  • Identifying development opportunities and the partnerships required to complete them
  • Identifying appropriate themes and story lines for canal segments

Behnke also played a key role in programming the Canal Way Centers, including the North Center, which includes the Canal Basin Park as its central feature. 


This portion of the Towpath Trail passes through an industrial area of the Flats.  As a member of the design team led by the Michael Baker Corporation, Behnke was responsible for grading, layout, planting, habitat improvement and the design of the observation deck and bridge.  The project restores and monitors 3000 feet of aquatic edge, includes almost 5 acres of riparian buffer restoration, and 3000 feet of Towpath Trail.  It improves access and connectivity for a rapidly-growing central city population.  The project includes green infrastructure and interpretive materials.  The northern terminus of this phase of the Towpath Trail is within 2000 feet of Canal Basin Park, and is a key link in the overall 100-mile long trail.

2009 – 2015:  FLATS EAST BANK

The Flats East Bank project is a 20-acre, mixed-use development on the East bank of the Cuyahoga River.  Behnke has been involved in the site planning, design, and construction of this project since 2008.  The project is registered to become a LEED-Neighborhood Development sustainable site. 
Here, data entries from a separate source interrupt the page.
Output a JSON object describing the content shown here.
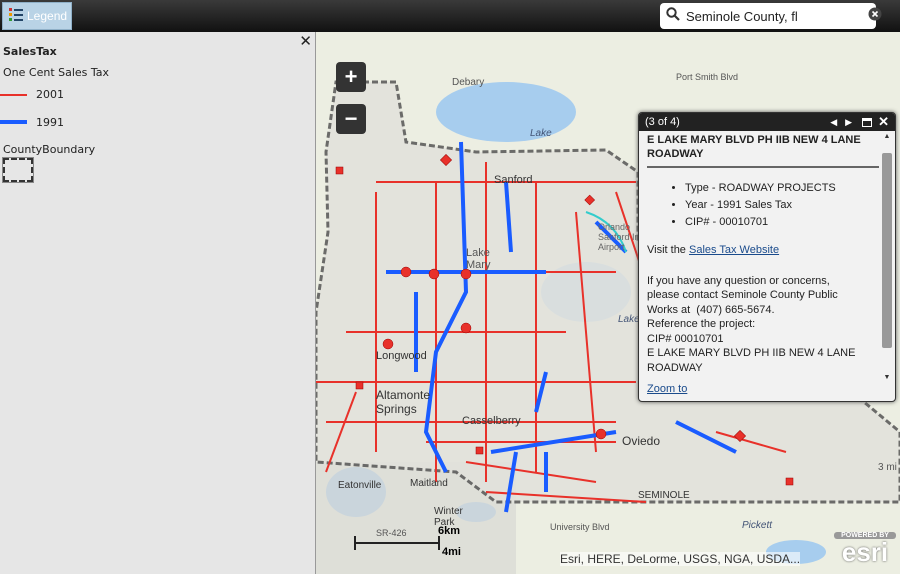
{
  "toolbar": {
    "legend_label": "Legend",
    "search_value": "Seminole County, fl"
  },
  "legend": {
    "layer_title": "SalesTax",
    "sublayer": "One Cent Sales Tax",
    "items": [
      {
        "label": "2001",
        "color": "#e8312a"
      },
      {
        "label": "1991",
        "color": "#1a5cff"
      }
    ],
    "boundary_label": "CountyBoundary"
  },
  "map": {
    "zoom_in": "+",
    "zoom_out": "−",
    "labels": [
      "Debary",
      "Lake",
      "Sanford",
      "Orlando Sanford Intl Airport",
      "Lake Mary",
      "Longwood",
      "Altamonte Springs",
      "Casselberry",
      "Oviedo",
      "Eatonville",
      "Maitland",
      "Winter Park",
      "SEMINOLE",
      "Pickett",
      "University Blvd",
      "SR-426",
      "Lake Jesup",
      "Port Smith Blvd",
      "3 mi"
    ],
    "scale_km": "6km",
    "scale_mi": "4mi",
    "attribution": "Esri, HERE, DeLorme, USGS, NGA, USDA...",
    "powered_by": "POWERED BY",
    "esri_logo": "esri"
  },
  "popup": {
    "counter": "(3 of 4)",
    "title": "E LAKE MARY BLVD PH IIB NEW 4 LANE ROADWAY",
    "bullets": [
      "Type - ROADWAY PROJECTS",
      "Year - 1991 Sales Tax",
      "CIP# - 00010701"
    ],
    "visit_prefix": "Visit the ",
    "link_text": "Sales Tax Website",
    "contact_lines": [
      "If you have any question or concerns,",
      "please contact Seminole County Public",
      "Works at  (407) 665-5674.",
      "Reference the project:",
      "CIP# 00010701",
      "E LAKE MARY BLVD PH IIB NEW 4 LANE ROADWAY"
    ],
    "zoom_to": "Zoom to"
  }
}
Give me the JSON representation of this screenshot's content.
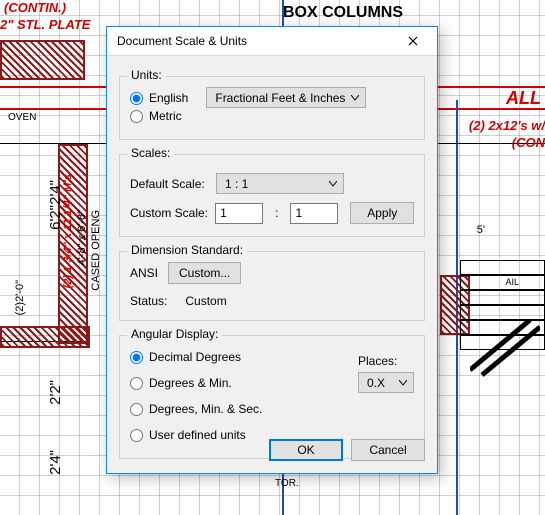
{
  "background": {
    "box_columns": "BOX COLUMNS",
    "contin": "(CONTIN.)",
    "stl_plate": "2\" STL. PLATE",
    "all": "ALL",
    "twox": "(2) 2x12's w/",
    "con": "(CON",
    "d_5": "5'",
    "d_24a": "2'4\"",
    "d_62": "6'2\"",
    "d_22": "2'2\"",
    "d_24b": "2'4\"",
    "d_220": "(2)2'-0\"",
    "cased": "CASED OPENG",
    "d_48": "4'-8\" x 6'-8\"",
    "rough": "(2) 1 3/4\" x 11 1/4\" M's",
    "oven": "OVEN",
    "ail": "AIL",
    "tor": "TOR."
  },
  "dialog": {
    "title": "Document Scale & Units",
    "close_icon": "close",
    "units": {
      "legend": "Units:",
      "english": "English",
      "metric": "Metric",
      "format": "Fractional Feet & Inches"
    },
    "scales": {
      "legend": "Scales:",
      "default_label": "Default Scale:",
      "custom_label": "Custom Scale:",
      "default_value": "1 : 1",
      "custom_a": "1",
      "custom_b": "1",
      "colon": ":",
      "apply": "Apply"
    },
    "dimstd": {
      "legend": "Dimension Standard:",
      "ansi": "ANSI",
      "custom_btn": "Custom...",
      "status_label": "Status:",
      "status_value": "Custom"
    },
    "angular": {
      "legend": "Angular Display:",
      "opt1": "Decimal Degrees",
      "opt2": "Degrees & Min.",
      "opt3": "Degrees, Min. & Sec.",
      "opt4": "User defined units",
      "places_label": "Places:",
      "places_value": "0.X"
    },
    "footer": {
      "ok": "OK",
      "cancel": "Cancel"
    }
  }
}
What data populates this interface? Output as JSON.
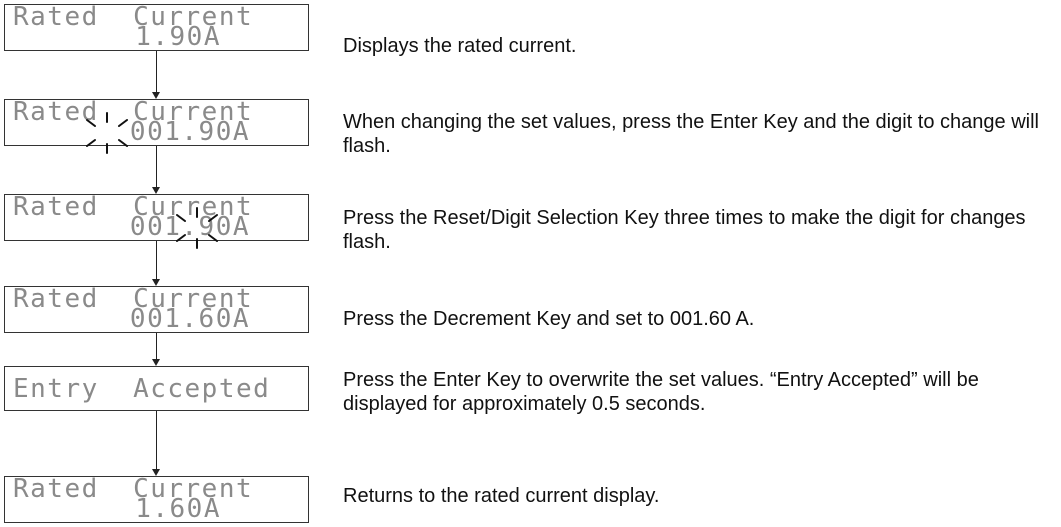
{
  "steps": [
    {
      "display": {
        "line1": "Rated  Current",
        "line2": "1.90A"
      },
      "description": "Displays the rated current."
    },
    {
      "display": {
        "line1": "Rated  Current",
        "line2": "001.90A"
      },
      "description": "When changing the set values, press the Enter Key and the digit to change will flash."
    },
    {
      "display": {
        "line1": "Rated  Current",
        "line2": "001.90A"
      },
      "description": "Press the Reset/Digit Selection Key three times to make the digit for changes flash."
    },
    {
      "display": {
        "line1": "Rated  Current",
        "line2": "001.60A"
      },
      "description": "Press the Decrement Key and set to 001.60 A."
    },
    {
      "display": {
        "line1": "Entry  Accepted"
      },
      "description": "Press the Enter Key to overwrite the set values. “Entry Accepted” will be displayed for approximately 0.5 seconds."
    },
    {
      "display": {
        "line1": "Rated  Current",
        "line2": "1.60A"
      },
      "description": "Returns to the rated current display."
    }
  ]
}
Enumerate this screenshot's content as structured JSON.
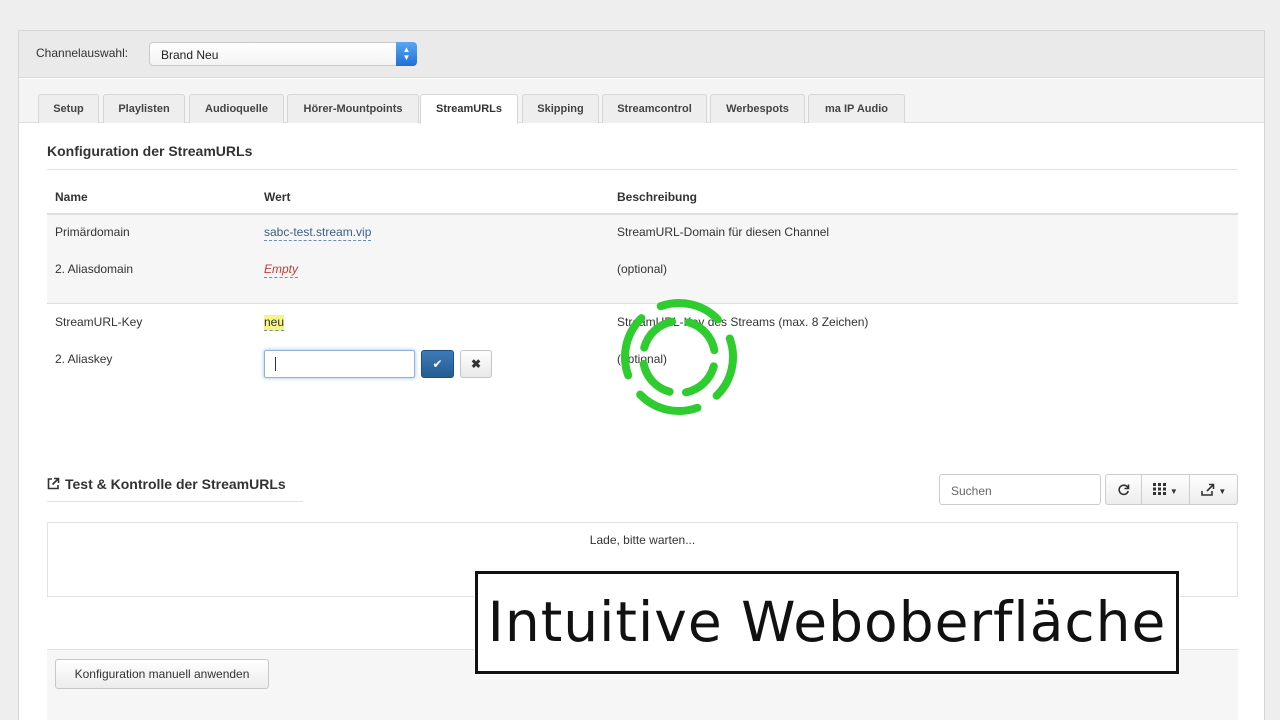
{
  "channel": {
    "label": "Channelauswahl:",
    "selected": "Brand Neu"
  },
  "tabs": [
    {
      "label": "Setup"
    },
    {
      "label": "Playlisten"
    },
    {
      "label": "Audioquelle"
    },
    {
      "label": "Hörer-Mountpoints"
    },
    {
      "label": "StreamURLs",
      "active": true
    },
    {
      "label": "Skipping"
    },
    {
      "label": "Streamcontrol"
    },
    {
      "label": "Werbespots"
    },
    {
      "label": "ma IP Audio"
    }
  ],
  "config": {
    "title": "Konfiguration der StreamURLs",
    "headers": {
      "name": "Name",
      "value": "Wert",
      "description": "Beschreibung"
    },
    "rows": [
      {
        "name": "Primärdomain",
        "value": "sabc-test.stream.vip",
        "description": "StreamURL-Domain für diesen Channel"
      },
      {
        "name": "2. Aliasdomain",
        "value": "Empty",
        "description": "(optional)"
      },
      {
        "name": "StreamURL-Key",
        "value": "neu",
        "description": "StreamURL-Key des Streams (max. 8 Zeichen)"
      },
      {
        "name": "2. Aliaskey",
        "value": "",
        "description": "(optional)"
      }
    ],
    "save_icon": "✔",
    "cancel_icon": "✖"
  },
  "test": {
    "title": "Test & Kontrolle der StreamURLs",
    "search_placeholder": "Suchen",
    "loading_text": "Lade, bitte warten...",
    "tool_icons": [
      "refresh-icon",
      "columns-icon",
      "export-icon"
    ]
  },
  "footer": {
    "apply_label": "Konfiguration manuell anwenden"
  },
  "caption": {
    "text": "Intuitive Weboberfläche"
  },
  "colors": {
    "accent": "#245c94",
    "spinner": "#2ecc2e",
    "highlight": "#f4f487",
    "empty": "#c43b3b"
  }
}
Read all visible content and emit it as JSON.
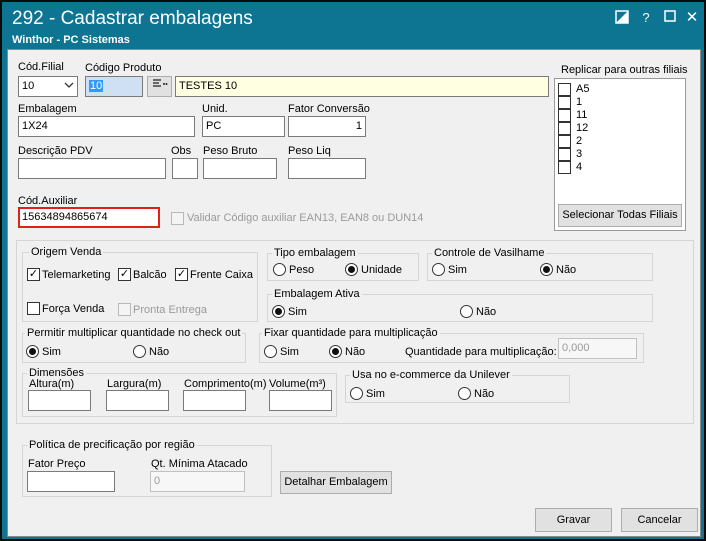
{
  "window": {
    "title": "292 - Cadastrar embalagens",
    "subtitle": "Winthor - PC Sistemas"
  },
  "form": {
    "cod_filial_label": "Cód.Filial",
    "cod_filial_value": "10",
    "codigo_produto_label": "Código Produto",
    "codigo_produto_value": "10",
    "produto_descricao": "TESTES 10",
    "embalagem_label": "Embalagem",
    "embalagem_value": "1X24",
    "unid_label": "Unid.",
    "unid_value": "PC",
    "fator_conversao_label": "Fator Conversão",
    "fator_conversao_value": "1",
    "descricao_pdv_label": "Descrição PDV",
    "obs_label": "Obs",
    "peso_bruto_label": "Peso Bruto",
    "peso_liq_label": "Peso Liq",
    "cod_auxiliar_label": "Cód.Auxiliar",
    "cod_auxiliar_value": "15634894865674",
    "validar_label": "Validar Código auxiliar EAN13, EAN8 ou DUN14"
  },
  "replicar": {
    "label": "Replicar para outras filiais",
    "filiais": [
      "A5",
      "1",
      "11",
      "12",
      "2",
      "3",
      "4"
    ],
    "button": "Selecionar Todas Filiais"
  },
  "origem_venda": {
    "label": "Origem Venda",
    "telemarketing": "Telemarketing",
    "balcao": "Balcão",
    "frente_caixa": "Frente Caixa",
    "forca_venda": "Força Venda",
    "pronta_entrega": "Pronta Entrega"
  },
  "tipo_embalagem": {
    "label": "Tipo embalagem",
    "peso": "Peso",
    "unidade": "Unidade"
  },
  "controle_vasilhame": {
    "label": "Controle de Vasilhame",
    "sim": "Sim",
    "nao": "Não"
  },
  "embalagem_ativa": {
    "label": "Embalagem Ativa",
    "sim": "Sim",
    "nao": "Não"
  },
  "permitir_multiplicar": {
    "label": "Permitir multiplicar quantidade no check out",
    "sim": "Sim",
    "nao": "Não"
  },
  "fixar_quantidade": {
    "label": "Fixar quantidade para multiplicação",
    "sim": "Sim",
    "nao": "Não",
    "qtd_label": "Quantidade para multiplicação:",
    "qtd_value": "0,000"
  },
  "dimensoes": {
    "label": "Dimensões",
    "altura": "Altura(m)",
    "largura": "Largura(m)",
    "comprimento": "Comprimento(m)",
    "volume": "Volume(m³)"
  },
  "unilever": {
    "label": "Usa no e-commerce da Unilever",
    "sim": "Sim",
    "nao": "Não"
  },
  "precificacao": {
    "label": "Política de precificação por região",
    "fator_preco": "Fator Preço",
    "qt_minima": "Qt. Mínima Atacado",
    "qt_minima_value": "0"
  },
  "buttons": {
    "detalhar": "Detalhar Embalagem",
    "gravar": "Gravar",
    "cancelar": "Cancelar"
  }
}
The Behnke scope of work included schematic design of the entire neighborhood and design and construction documents for the green roof/courtyard for the central 400-unit apartment building, outdoor dining areas, central plaza, streetscape for the public realm, Zack Bruell Restaurant landscape, and a 1,200 foot Riverwalk along the east bank of the Cuyahoga River.


The Scranton Flats Towpath Trail & Urban Habitat Restoration is part of the Towpath Stage 4.  As a member of the design team led by the Michael Baker Corporation, Behnke will be responsible for the Towpath’s dramatic entry into the Canal Basin Park.



Several of the plans listed above led to the awards listed below.  We look forward to the opportunity for another award-winner in the future!

  • Merit Award - Scranton Flats Towpath Trail + Urban Habitat Restoration, Cleveland.  Ohio Chapter, American Society of Landscape Architects
  • Merit Award - Flats Hub Study, Cleveland.  Ohio Chapter, American Society of Landscape Architects
  • Best Trail Project Award - Scranton Towpath Trail & Restoration, Cleveland.  Greater Cleveland Trails and Greenway Conference
  • Design Award - The Ohio and Erie Canal Heritage Corridor Master Plan, Akron.  Akron Chapter, American Institute of Architects